  • After the kneecap is relocated, your child will be placed in a knee immobilizer to keep the knee straight for two weeks. 
  • For the next two weeks, your child can walk around using the knee immobilizer and crutches. Rest, ice and elevation of the leg/knee will help reduce pain and swelling. 
  • At the two-week follow up, the patient will be examined again and will be transitioned to a different type of knee brace that allows for more motion in the knee. 
  • Rehabilitation exercises and a visit to physiotherapy will address strengthening the core, hip and thigh muscles and work on regaining complete motion in the knee. 
  • The final steps of the rehabilitation involve more sport specific training to help with return to sports. Final return to play time depends on progression through the rehabilitation process but usually takes around 3 months. 
  • If the patella remains unstable with motion and continues to slide to the side, or if pain and swelling have not improved, as noted above a MRI may be ordered to look for damage to the cartilage or soft tissue structures of the knee that occurred from the dislocation. 

Surgical Intervention: 

  • If an MRI shows loose cartilage, or tears in the ligament, your child might need surgery to tighten the ligaments and make the area around the knee stronger. Surgery can also be done to stabilize the damaged cartilage or if irreparable, remove it. 
  • In addition, measurements taken from xrays and MRI will be used to determine if any other surgery is necessary to improve the geometry of the patella as it sits in the groove. 
  • After surgery, your child will probably wear a brace and walk with crutches for six weeks, and go to physical therapy. 
  • The goal is to have the child return to their sport in 4-6 months time.

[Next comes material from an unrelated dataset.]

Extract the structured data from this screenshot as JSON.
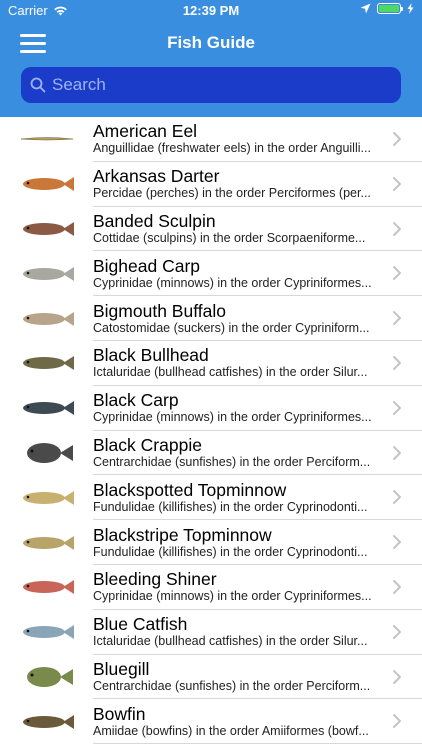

This will depend on the type of surgery the patient has to reconstruct/repair the patellar instability. 

Patellar Instability by the Numbers: 

  • Patellar instability is one of the most common knee injuries in the pediatric and adolescent patient populations. 
  • Incidence of primary patellar dislocation is 5.6 per 100,000 can increase to 29 in the 10 to 17 year old age group 
  • Established risk factors for patellar instability are being a young female and having a history of previous patellar dislocation 
  • Recurrence rate for dislocation between 15-44% (17% commonly quoted) 
  • If there is another subsequent dislocation, rate of recurrence jumps up to 50% for another one. 

What does the return to sports look like for my child? 

  • Usually you can return to sports after completion of a stepwise rehabilitation program. We recommend use of a patellar knee brace for high impact sporting activities. 
  • Maintaining good core strength is essential to minimize recurrent dislocations in the future.